To address the climate crisis we need to cut back on the amount of carbon we pump into the atmosphere and there’s a simple way to do that: get 20 companies to improve their businesses. A mere 20 companies are responsible for a third of all carbon emissions and if we can get them to reduce their output then we can greatly reduce the global carbon output. What’s more we now have the proof that these companies have been negligent and ought to make them pay for the global harm they have caused.
Heede said: “These companies and their products are substantially responsible for the climate emergency, have collectively delayed national and global action for decades, and can no longer hide behind the smokescreen that consumers are the responsible parties.
“Oil, gas, and coal executives derail progress and offer platitudes when their vast capital, technical expertise, and moral obligation should enable rather than thwart the shift to a low-carbon future.”
People in Hong Kong are currently in the streets fighting for a small amount of democracy, and similar struggles exist around the world. In too many places the concept of democracy is under attack and if you live in a country in which democracy is strong it still requires you to show up. Today, Canadians get to vote in their democracy.
If you’re a Canadian then you should get out there and vote today (if you haven’t already). Most political parties are trying to make the future better while one party is actively trying to make the country a worse place. Readers of this blog know that there are issues in this world that need to be addressed now. I encourage you to vote with growing inequity and the climate crisis in mind.
Here are the voting hours for each time zone. All times are local.
If you want to understand current anxieties about the future then all you need to do is turn to science-fiction, and historically this has been true. Sci-Fi isn’t a way to predict the future but it is a way to understand what we think about the current state of humanity. Unsurprisingly, there is so much stress about the climate crisis that enough writers have created a new subgenre called climate fiction. Cli-Fi captures the anxiety we’re collectively experiencing about the environment while also being a useful teaching tool.

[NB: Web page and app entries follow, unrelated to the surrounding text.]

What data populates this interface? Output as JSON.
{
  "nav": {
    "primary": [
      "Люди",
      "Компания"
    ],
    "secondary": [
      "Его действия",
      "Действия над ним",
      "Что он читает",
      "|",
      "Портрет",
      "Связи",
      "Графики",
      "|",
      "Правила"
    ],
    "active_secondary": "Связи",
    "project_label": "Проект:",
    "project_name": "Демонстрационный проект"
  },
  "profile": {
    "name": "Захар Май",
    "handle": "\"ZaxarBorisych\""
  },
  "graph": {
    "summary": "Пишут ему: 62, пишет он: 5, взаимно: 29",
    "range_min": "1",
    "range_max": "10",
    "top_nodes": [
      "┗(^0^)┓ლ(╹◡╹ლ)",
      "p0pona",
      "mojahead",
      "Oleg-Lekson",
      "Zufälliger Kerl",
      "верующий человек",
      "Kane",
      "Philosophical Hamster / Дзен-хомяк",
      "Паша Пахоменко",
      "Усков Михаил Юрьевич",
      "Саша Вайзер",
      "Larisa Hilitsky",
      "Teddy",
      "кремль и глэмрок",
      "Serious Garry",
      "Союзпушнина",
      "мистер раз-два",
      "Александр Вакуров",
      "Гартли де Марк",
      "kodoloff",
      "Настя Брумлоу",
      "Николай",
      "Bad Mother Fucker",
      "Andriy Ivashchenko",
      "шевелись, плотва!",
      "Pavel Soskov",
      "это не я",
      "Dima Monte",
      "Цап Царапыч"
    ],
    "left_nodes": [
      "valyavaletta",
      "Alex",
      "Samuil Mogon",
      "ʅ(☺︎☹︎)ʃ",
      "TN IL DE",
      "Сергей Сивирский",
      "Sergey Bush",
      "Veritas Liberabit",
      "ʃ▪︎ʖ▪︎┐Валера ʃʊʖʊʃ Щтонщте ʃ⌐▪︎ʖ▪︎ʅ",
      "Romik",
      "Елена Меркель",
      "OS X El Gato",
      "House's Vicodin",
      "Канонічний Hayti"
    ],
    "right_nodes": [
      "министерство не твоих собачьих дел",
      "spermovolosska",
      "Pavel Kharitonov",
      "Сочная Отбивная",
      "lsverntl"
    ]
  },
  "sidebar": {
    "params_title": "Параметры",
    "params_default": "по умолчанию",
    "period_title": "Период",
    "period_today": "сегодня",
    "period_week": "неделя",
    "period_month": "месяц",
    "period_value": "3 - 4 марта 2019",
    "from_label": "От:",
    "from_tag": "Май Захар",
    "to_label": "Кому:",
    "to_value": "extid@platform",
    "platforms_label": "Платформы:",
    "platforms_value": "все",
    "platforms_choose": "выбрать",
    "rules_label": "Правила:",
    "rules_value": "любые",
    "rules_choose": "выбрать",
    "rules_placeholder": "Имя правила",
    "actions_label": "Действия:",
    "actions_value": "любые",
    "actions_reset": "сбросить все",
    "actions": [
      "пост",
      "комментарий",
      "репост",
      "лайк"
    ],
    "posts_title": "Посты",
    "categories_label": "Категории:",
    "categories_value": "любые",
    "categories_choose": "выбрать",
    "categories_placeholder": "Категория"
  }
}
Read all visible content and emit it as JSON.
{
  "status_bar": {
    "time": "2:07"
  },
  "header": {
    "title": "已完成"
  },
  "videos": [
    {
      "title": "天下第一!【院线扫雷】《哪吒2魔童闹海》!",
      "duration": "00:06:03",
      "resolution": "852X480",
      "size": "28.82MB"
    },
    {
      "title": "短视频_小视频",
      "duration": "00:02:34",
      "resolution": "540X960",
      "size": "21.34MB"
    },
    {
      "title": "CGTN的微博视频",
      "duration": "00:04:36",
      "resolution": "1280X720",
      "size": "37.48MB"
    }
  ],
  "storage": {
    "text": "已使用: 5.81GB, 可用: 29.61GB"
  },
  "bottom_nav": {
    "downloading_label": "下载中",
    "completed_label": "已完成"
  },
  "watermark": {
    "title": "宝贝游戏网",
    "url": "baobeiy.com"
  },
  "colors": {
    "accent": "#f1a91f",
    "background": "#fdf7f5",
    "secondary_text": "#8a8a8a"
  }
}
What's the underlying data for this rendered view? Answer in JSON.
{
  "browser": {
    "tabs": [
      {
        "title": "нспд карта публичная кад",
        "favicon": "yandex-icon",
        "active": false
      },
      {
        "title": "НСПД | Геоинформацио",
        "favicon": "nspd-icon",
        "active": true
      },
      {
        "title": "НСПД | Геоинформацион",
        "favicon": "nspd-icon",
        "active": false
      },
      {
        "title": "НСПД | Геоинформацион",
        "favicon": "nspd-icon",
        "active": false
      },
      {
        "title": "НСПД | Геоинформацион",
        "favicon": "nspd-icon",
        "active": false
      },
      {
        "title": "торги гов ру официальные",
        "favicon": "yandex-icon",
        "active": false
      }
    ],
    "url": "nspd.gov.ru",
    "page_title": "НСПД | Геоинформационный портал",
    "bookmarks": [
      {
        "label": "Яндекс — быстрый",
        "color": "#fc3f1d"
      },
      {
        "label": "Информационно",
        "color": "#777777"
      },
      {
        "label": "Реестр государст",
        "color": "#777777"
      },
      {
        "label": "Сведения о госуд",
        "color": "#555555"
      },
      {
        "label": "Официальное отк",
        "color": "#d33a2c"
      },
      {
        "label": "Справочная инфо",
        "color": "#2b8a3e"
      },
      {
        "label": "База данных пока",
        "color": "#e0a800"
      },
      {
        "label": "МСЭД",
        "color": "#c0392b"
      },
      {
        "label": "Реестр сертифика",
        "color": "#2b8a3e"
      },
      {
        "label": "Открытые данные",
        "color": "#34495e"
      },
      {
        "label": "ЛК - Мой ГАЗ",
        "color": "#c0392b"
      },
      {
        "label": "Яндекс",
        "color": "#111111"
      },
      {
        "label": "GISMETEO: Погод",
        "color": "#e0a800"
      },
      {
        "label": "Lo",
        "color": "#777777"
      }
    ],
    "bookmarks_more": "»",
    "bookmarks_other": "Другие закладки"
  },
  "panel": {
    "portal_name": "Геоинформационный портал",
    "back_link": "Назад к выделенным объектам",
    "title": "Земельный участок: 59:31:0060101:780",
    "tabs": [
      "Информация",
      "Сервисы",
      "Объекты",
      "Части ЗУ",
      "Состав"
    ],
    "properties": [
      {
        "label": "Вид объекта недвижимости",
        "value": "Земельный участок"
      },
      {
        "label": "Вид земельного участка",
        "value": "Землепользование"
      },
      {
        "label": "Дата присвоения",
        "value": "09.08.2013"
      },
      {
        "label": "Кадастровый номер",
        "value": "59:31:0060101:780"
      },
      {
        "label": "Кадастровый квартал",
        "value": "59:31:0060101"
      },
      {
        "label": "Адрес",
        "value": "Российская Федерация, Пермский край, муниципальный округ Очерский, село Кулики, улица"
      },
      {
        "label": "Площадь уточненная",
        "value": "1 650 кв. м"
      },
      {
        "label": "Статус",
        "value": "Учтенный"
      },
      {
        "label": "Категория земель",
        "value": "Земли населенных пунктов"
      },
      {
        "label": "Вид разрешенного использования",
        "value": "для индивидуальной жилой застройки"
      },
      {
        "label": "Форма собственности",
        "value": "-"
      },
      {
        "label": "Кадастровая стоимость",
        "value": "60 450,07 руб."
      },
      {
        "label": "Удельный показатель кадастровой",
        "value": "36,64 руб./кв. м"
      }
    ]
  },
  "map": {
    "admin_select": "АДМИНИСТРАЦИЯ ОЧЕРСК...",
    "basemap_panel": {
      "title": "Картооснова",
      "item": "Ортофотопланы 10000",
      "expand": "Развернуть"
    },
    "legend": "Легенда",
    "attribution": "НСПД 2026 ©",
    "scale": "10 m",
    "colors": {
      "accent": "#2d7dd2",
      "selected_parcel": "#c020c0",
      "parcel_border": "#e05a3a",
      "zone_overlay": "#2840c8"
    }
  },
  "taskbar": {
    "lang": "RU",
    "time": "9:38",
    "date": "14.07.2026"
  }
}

Atwood has become a major figure across the cli-fi literary universe. She not only helped the term catch on when she tweeted it in 2012, but her 2013 novel MaddAddam has been a popular teaching tool which largely summarizes the need for the genre in the first place. The book tells the story of a group of environmentalists, known as the gardeners, who rebuild the world after a global pandemic. The novel shows how fragile our global systems are. “People need such stories, because however dark, a darkness with voices in it is better than a silent void,” Atwood writes. The book was part of the curriculum for a course on cli-fi at Brandeis University in 2015.
Another notable book in the genre is Omar El-Akkad’s The American War. The book was listed as required reading in a 2018 freshman-level course entitled “Narrating Climate Change” at New York University. The 2017 novel is set in America’s second civil war when southern states defy a law that outlaws the use of fossil fuels. The book is told through the lens of Sarat Chestnutt, who is from Louisiana and is displaced by the rising waters of the Mississippi River. El-Akkad shows the life of an American climate refugee.
Toronto just announced that the Seabin trial project was a success and now they are expanding the program. Seabins are floating garbage cans that use a solar power pump to collect debris in the water, currently the Toronto ones collect about two kilos of waste per day. It’s crazy to think how much waste ends up in local waters of a city, but at least this project is happening now in the hopes that we’ll eventually taking out more garbage than we’re currently putting in.
To ensure that the Seabins also serve a research and education function, PortsToronto has taken the added step of partnering with the University of Toronto Trash Team on a student-research project led by Dr. Chelsea Rochman, Assistant Professor of Ecology and Evolutionary Biology. As part of this collaborative initiative, students from the Rochman Lab will collect and analyze the plastics and microplastics captured by the Seabins to determine the origination of some of these materials. This process will, in turn, better inform the Trash Team’s solutions-based research and community outreach program which ultimately seeks to increase waste literacy and prevent plastics and microplastics from entering waterways in the first place.
A regularly seen warning on roads is that “speed kills” and cities have been slowing traffic around the world to protect pedestrians. However, have you thought about how speed as a concept kills? Over at the tech-worshipping magazine, Wired, they’re running an article that explores the idea that reaching for better speeds is in itself a problem. The need for speed is killing the planet and instead, they argue, we need to strive for efficiency.
Here’s the thing: These ideas for accelerating the future fail to address a far more pressing problem than our stalled speedometers. In the US, transportation accounts for 27 percent of the carbon we release into the air, more than any other sector of the economy. Four-fifths of that comes from cars and trucks. The internal combustion engine is rocketing us deeper into a climate crisis that demands an immediate—and big—reduction in those emissions. Hyperloops might run on clean electricity, but it would take decades for them to become extensive enough to replace a significant number of cars. Supersonic flight requires engines that use much more fuel, and more carbon, than slower planes. These rosy renderings of effortless whooshing hither and yon distract us from what the problem demands: a way forward that prioritizes not thoughtless speed but calibrated efficiency.